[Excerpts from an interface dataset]

Start of Block

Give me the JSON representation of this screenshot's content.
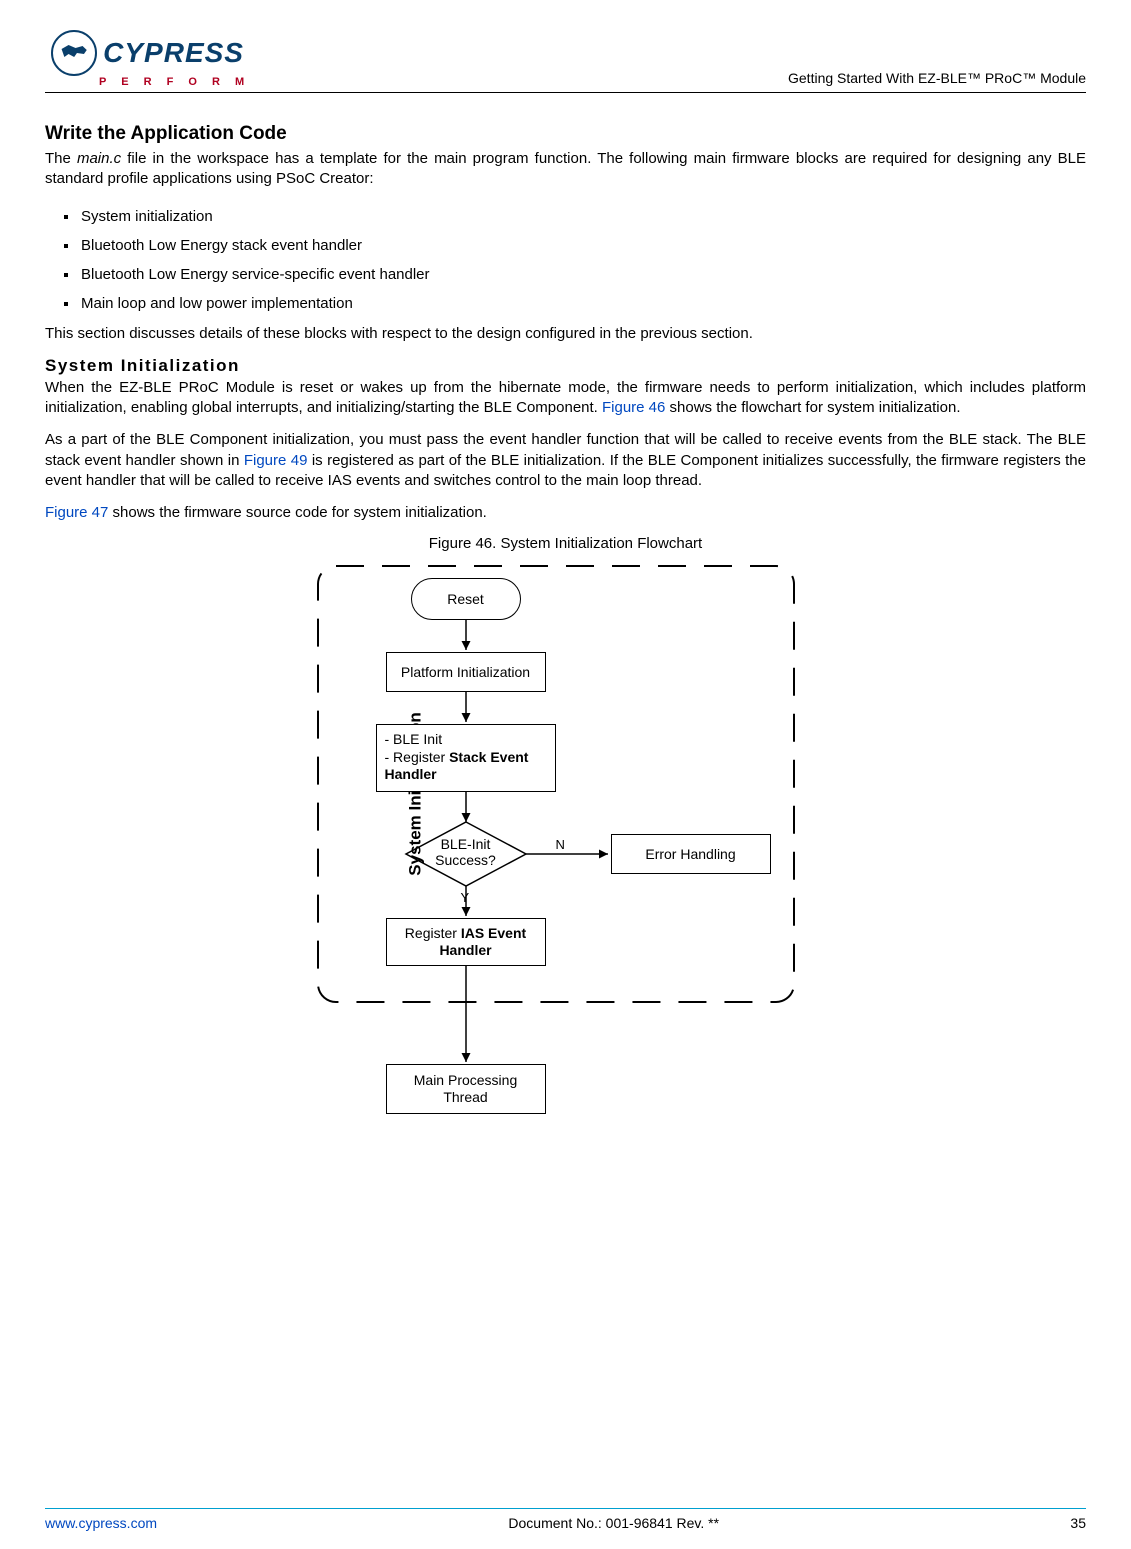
{
  "header": {
    "brand": "CYPRESS",
    "tagline": "P E R F O R M",
    "doc_title": "Getting Started With EZ-BLE™ PRoC™ Module"
  },
  "section": {
    "title": "Write the Application Code",
    "intro_a": "The ",
    "intro_file": "main.c",
    "intro_b": " file in the workspace has a template for the main program function. The following main firmware blocks are required for designing any BLE standard profile applications using PSoC Creator:",
    "bullets": [
      "System initialization",
      "Bluetooth Low Energy stack event handler",
      "Bluetooth Low Energy service-specific event handler",
      "Main loop and low power implementation"
    ],
    "after_list": "This section discusses details of these blocks with respect to the design  configured in the previous section."
  },
  "subsection": {
    "title": "System Initialization",
    "p1_a": "When the EZ-BLE PRoC Module is reset or wakes up from the hibernate mode, the firmware needs to perform initialization, which includes platform initialization, enabling global interrupts, and initializing/starting the BLE Component. ",
    "p1_ref": "Figure 46",
    "p1_b": " shows the flowchart for system initialization.",
    "p2_a": "As a part of the BLE Component initialization, you must pass the event handler function that will be called to receive events from the BLE stack. The BLE stack event handler shown in ",
    "p2_ref": "Figure 49",
    "p2_b": " is registered as part of the BLE initialization. If the BLE Component initializes successfully, the firmware registers the event handler that will be called to receive IAS events and switches control to the main loop thread.",
    "p3_ref": "Figure 47",
    "p3_b": " shows the firmware source code for system initialization."
  },
  "figure": {
    "caption": "Figure 46. System Initialization Flowchart",
    "group_label": "System Initialization",
    "reset": "Reset",
    "platform": "Platform Initialization",
    "ble_init_line1": "- BLE Init",
    "ble_init_line2_a": "- Register ",
    "ble_init_line2_b": "Stack Event Handler",
    "decision": "BLE-Init Success?",
    "yes": "Y",
    "no": "N",
    "error": "Error Handling",
    "register_a": "Register ",
    "register_b": "IAS Event Handler",
    "main_thread": "Main Processing Thread"
  },
  "footer": {
    "url": "www.cypress.com",
    "docno": "Document No.: 001-96841 Rev. **",
    "page": "35"
  }
}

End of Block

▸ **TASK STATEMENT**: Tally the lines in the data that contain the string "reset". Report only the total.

▸ **ANSWER TO THIS TASK**: 2